Yasui, Kazuki; Nishiyama, Shogo; Yoshikawa, Tatsuhito; Nagatomo, Schun; Uchiyama, Hideki; Tsuru, Takeshi G.; Koyama, Katsuji; Tamura, Motohide; Kwon, Jungmi; Sugitani, Koji; Schödel, Rainer; Nagata, Tetsuya
Publications of the Astronomical Society of Japan, Volume 67, Issue 6, id.1237 pp. (2015).
The stellar distribution derived from an H- and KS-band survey of the central region of our Galaxy is compared with the Fe XXV Kα (6.7 keV) line intensity observed with the Suzaku satellite.

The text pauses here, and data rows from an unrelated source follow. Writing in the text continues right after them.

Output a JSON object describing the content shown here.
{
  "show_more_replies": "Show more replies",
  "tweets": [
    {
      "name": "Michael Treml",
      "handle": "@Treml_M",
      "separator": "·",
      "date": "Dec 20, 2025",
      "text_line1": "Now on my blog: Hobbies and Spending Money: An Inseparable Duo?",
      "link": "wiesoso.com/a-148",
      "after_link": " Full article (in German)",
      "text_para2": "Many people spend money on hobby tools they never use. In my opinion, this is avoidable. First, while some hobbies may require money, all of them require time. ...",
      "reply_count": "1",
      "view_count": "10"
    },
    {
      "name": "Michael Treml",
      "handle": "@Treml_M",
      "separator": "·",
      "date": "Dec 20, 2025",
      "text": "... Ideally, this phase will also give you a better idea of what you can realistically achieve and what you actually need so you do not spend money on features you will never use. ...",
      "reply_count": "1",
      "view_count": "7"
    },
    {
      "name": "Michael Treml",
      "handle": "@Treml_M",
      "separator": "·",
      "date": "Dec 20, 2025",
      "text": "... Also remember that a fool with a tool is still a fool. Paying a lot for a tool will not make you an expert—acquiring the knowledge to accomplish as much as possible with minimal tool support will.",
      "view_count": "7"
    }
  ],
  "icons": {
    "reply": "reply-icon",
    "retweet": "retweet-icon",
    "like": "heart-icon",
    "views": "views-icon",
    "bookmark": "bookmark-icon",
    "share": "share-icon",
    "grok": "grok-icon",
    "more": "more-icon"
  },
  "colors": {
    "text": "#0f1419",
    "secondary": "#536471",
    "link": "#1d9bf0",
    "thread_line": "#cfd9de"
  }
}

The survey is for the galactic coordinates |l| ≲ 3.0° and |b | ≲ 1.0° (equivalent to 0.8 kpc × 0.3 kpc for R⊙ = 8 kpc), and the number-density distribution N(KS,0; l, b) of stars is derived by using the extinction-corrected magnitude KS,0 = 10.5. This is deep enough to probe the old red-giant population and in turn to estimate the (l, b) distribution of faint X-ray point sources such as coronally active binaries and cataclysmic variables. In the Galactic plane (b = 0°), N(10.5; l, b) increases in the direction of the Galactic center as |l|-0.30±0.03 in the range of - 0.1° ≥ l ≥ - 0.7°, but this increase is significantly slower than the increase (|l|-0.44±0.02) of the Fe XXV Kα line intensity. If normalized with the ratios in the outer region 1.5° ≤ |l| ≤ 2.8°, where faint X-ray point sources are argued to dominate the diffuse Galactic X-ray ridge emission, the excess of the Fe XXV Kα line intensity over the stellar number density is at least a factor of two at |l| = 0.1°. This indicates that a significant part of the Galactic-center diffuse emission arises from a truly diffuse optically thin thermal plasma, and not from an unresolved collection of faint X-ray point sources related to the old stellar population.